Before leaving, O'Brien explained some people helped firefighters clear lines around town to try to stop the fire from getting to buildings that date back to the 1860s.
"The crews are doing what they can. Unfortunately in our meeting [Wednesday], the heads of our firefighters, they were lamenting the fact that we just don't have the resources that we need," O'Brien said.
KTVB went to the National Interagency Fire Center to ask how managers are deciding where to send firefighters, planes, and helicopters with so many fires burning around the country.
"Resources are always allocated based on life, property and resources that are at risk," Robyn Broyles, NIFC Spokeperson, said.
Every day, they say the now very limited resources across the country are refigured and reallocated based on reports from incident commanders around the country.
"Every day is a new day, and we are watching the weather every single day.

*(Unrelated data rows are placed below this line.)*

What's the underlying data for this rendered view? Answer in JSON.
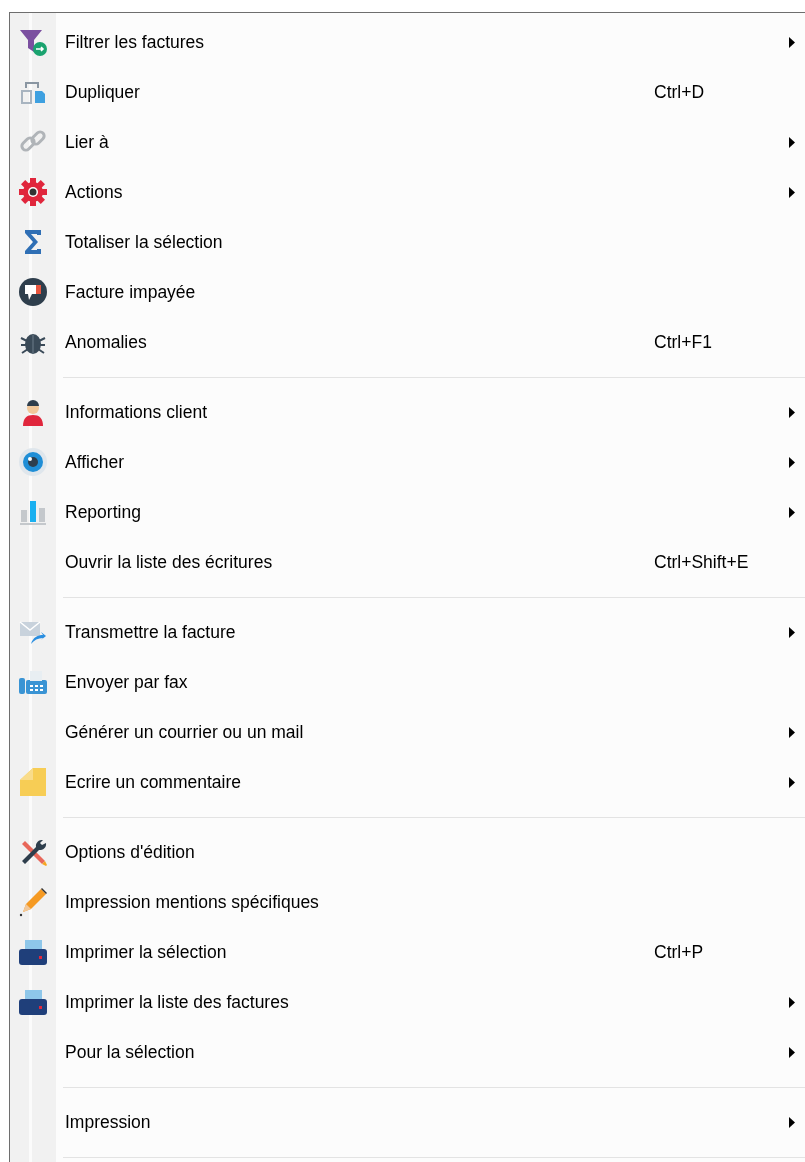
{
  "menu": {
    "items": [
      {
        "kind": "item",
        "label": "Filtrer les factures",
        "submenu": true
      },
      {
        "kind": "item",
        "label": "Dupliquer",
        "shortcut": "Ctrl+D",
        "submenu": false
      },
      {
        "kind": "item",
        "label": "Lier à",
        "submenu": true
      },
      {
        "kind": "item",
        "label": "Actions",
        "submenu": true
      },
      {
        "kind": "item",
        "label": "Totaliser la sélection",
        "submenu": false
      },
      {
        "kind": "item",
        "label": "Facture impayée",
        "submenu": false
      },
      {
        "kind": "item",
        "label": "Anomalies",
        "shortcut": "Ctrl+F1",
        "submenu": false
      },
      {
        "kind": "separator"
      },
      {
        "kind": "item",
        "label": "Informations client",
        "submenu": true
      },
      {
        "kind": "item",
        "label": "Afficher",
        "submenu": true
      },
      {
        "kind": "item",
        "label": "Reporting",
        "submenu": true
      },
      {
        "kind": "item",
        "label": "Ouvrir la liste des écritures",
        "shortcut": "Ctrl+Shift+E",
        "submenu": false
      },
      {
        "kind": "separator"
      },
      {
        "kind": "item",
        "label": "Transmettre la facture",
        "submenu": true
      },
      {
        "kind": "item",
        "label": "Envoyer par fax",
        "submenu": false
      },
      {
        "kind": "item",
        "label": "Générer un courrier ou un mail",
        "submenu": true
      },
      {
        "kind": "item",
        "label": "Ecrire un commentaire",
        "submenu": true
      },
      {
        "kind": "separator"
      },
      {
        "kind": "item",
        "label": "Options d'édition",
        "submenu": false
      },
      {
        "kind": "item",
        "label": "Impression mentions spécifiques",
        "submenu": false
      },
      {
        "kind": "item",
        "label": "Imprimer la sélection",
        "shortcut": "Ctrl+P",
        "submenu": false
      },
      {
        "kind": "item",
        "label": "Imprimer la liste des factures",
        "submenu": true
      },
      {
        "kind": "item",
        "label": "Pour la sélection",
        "submenu": true
      },
      {
        "kind": "separator"
      },
      {
        "kind": "item",
        "label": "Impression",
        "submenu": true
      },
      {
        "kind": "separator"
      }
    ]
  }
}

The weather, the fuel and how those models play. So as the weather stays hot and dry, we are going to continue to watch the weather and allocate resources to the best of our ability," Broyles said.
Broyles says the Little Queens Fire will keep being evaluated like all fires for resources.
After hearing from the fire incident commander in community meetings, O'Brien says she's personally leaving the fire in the hands of the incident command team and crews.
"We don't want to hinder any of their efforts. Because if they have to worry about the people, then they won't be able to worry about the fire," O'Brien said. "They were also mentioning how it gets, like if you do stay. How dark and smokey it gets and you can't see. And they're talking about these emergency routes you need to memorize beforehand and all that kind of stuff. It's really serious. We're all taking it to heart and a lot of people are leaving."